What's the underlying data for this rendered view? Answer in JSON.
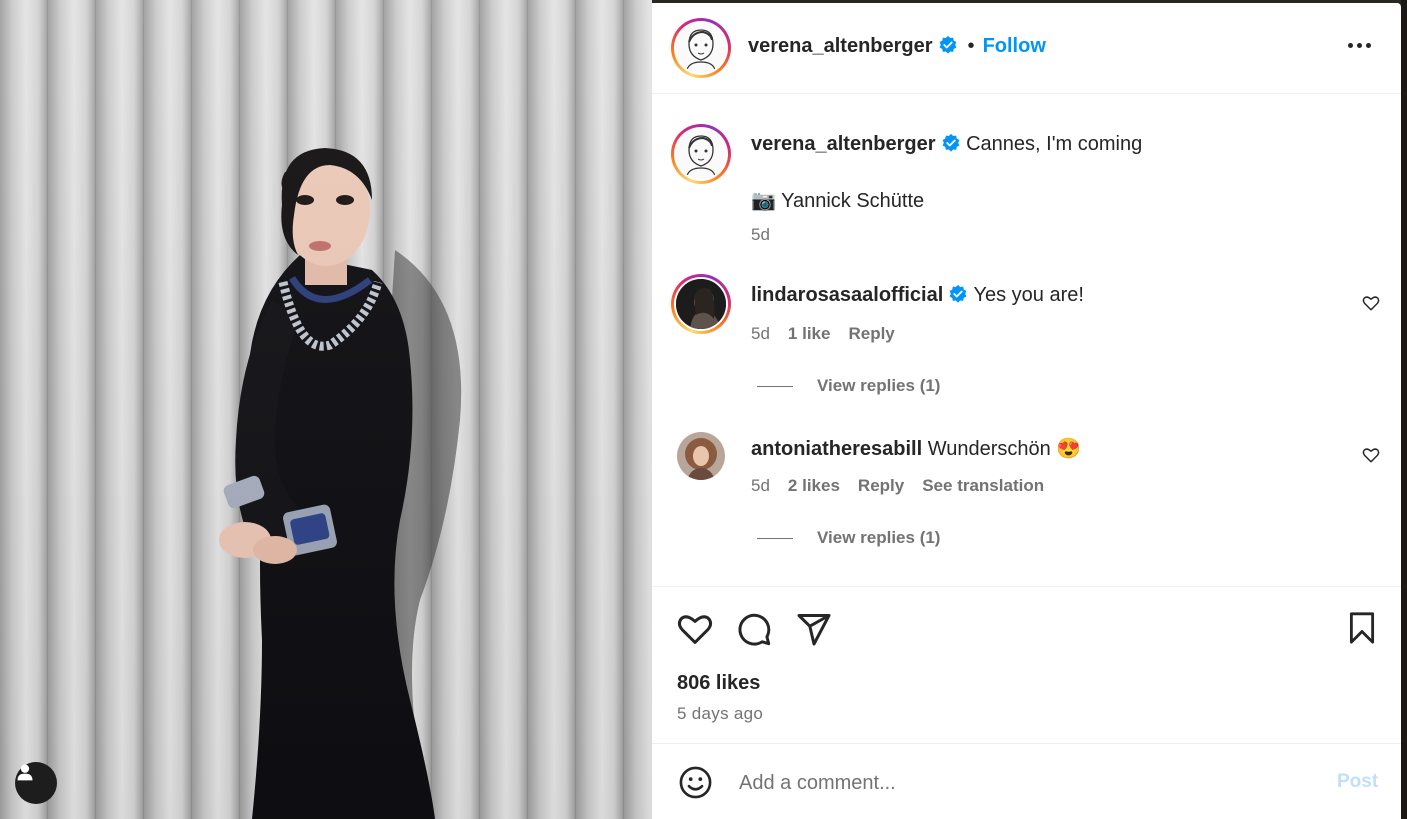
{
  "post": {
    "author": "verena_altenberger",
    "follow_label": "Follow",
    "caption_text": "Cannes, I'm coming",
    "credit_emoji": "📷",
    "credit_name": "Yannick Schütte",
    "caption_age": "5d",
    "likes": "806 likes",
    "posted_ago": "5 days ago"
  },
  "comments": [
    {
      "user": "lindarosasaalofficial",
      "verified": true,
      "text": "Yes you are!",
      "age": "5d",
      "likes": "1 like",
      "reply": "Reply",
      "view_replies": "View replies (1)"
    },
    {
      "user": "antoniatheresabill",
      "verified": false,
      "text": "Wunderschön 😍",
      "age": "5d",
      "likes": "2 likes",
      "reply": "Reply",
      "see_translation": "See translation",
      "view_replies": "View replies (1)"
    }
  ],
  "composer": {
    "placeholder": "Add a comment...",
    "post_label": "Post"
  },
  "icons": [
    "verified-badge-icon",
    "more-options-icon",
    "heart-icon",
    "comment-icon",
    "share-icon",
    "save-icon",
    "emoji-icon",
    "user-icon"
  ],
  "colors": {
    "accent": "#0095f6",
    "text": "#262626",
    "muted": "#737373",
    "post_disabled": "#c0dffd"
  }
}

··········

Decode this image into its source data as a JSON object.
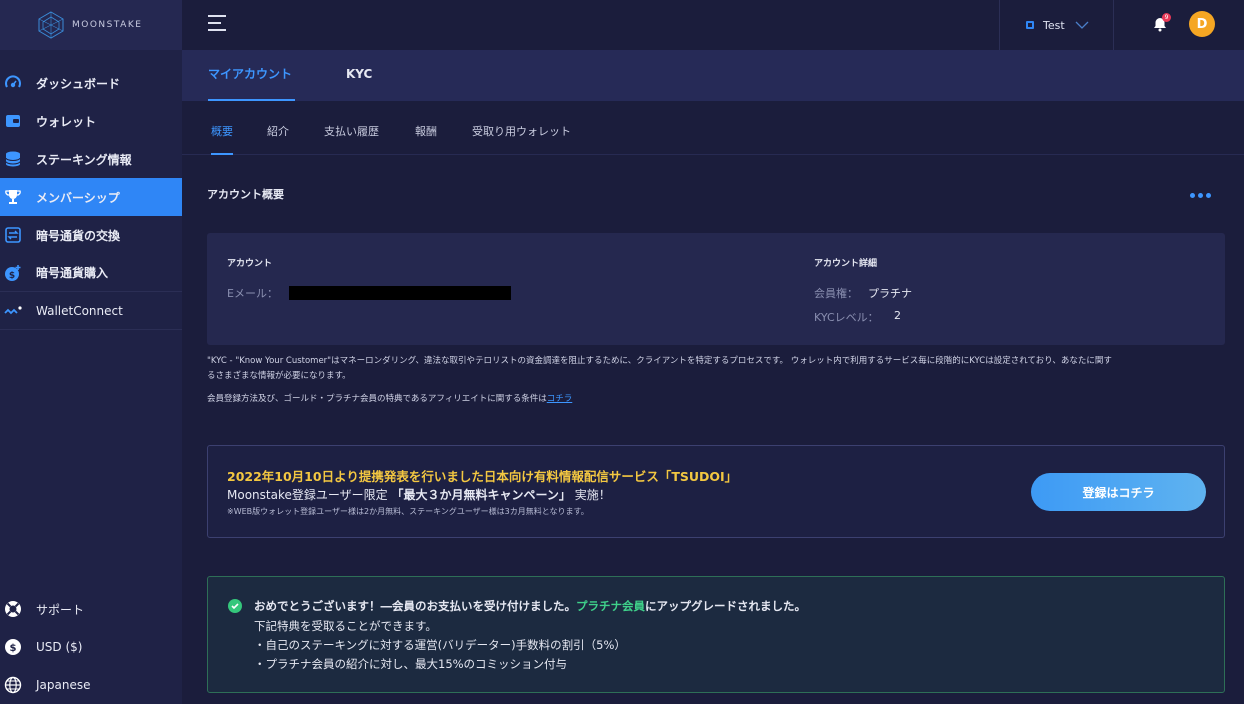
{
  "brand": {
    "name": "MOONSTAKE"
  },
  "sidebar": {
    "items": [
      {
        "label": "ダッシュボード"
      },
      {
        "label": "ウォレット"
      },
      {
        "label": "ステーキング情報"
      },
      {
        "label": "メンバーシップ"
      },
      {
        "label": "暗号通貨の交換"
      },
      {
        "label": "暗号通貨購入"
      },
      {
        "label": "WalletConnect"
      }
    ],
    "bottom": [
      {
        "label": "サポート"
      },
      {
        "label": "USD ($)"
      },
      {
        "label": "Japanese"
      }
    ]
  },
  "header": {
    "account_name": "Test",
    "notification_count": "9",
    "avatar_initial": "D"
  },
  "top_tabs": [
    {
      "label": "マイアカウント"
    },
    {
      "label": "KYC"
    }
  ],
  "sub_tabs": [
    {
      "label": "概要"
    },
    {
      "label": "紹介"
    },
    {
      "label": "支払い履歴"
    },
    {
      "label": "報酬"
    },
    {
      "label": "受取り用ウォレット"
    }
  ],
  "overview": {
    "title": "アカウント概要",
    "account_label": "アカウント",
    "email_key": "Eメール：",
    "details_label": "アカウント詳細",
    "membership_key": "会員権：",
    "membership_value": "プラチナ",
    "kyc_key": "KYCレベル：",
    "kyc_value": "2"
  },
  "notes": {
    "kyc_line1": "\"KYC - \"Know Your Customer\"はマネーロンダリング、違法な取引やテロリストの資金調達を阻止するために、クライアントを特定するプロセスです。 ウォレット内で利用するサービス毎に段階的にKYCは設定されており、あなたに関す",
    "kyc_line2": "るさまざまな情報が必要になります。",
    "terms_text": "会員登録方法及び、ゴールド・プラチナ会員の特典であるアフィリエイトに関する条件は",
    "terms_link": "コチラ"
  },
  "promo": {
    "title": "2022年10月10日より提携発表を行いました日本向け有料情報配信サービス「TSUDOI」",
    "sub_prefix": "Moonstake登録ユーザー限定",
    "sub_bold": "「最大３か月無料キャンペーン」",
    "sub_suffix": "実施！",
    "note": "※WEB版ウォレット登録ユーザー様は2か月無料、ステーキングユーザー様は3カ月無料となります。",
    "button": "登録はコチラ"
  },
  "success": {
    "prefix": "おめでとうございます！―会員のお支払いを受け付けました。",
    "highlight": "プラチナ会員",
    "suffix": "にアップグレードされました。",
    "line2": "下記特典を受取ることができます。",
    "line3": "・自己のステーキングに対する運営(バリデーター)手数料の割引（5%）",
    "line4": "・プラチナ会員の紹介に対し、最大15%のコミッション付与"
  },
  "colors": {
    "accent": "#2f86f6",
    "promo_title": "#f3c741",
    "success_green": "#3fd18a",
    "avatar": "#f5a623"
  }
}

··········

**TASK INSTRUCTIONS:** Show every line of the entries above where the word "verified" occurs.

**EXERCISE OUTPUT:**
      "verified": true,
      "verified": false,
    "verified-badge-icon",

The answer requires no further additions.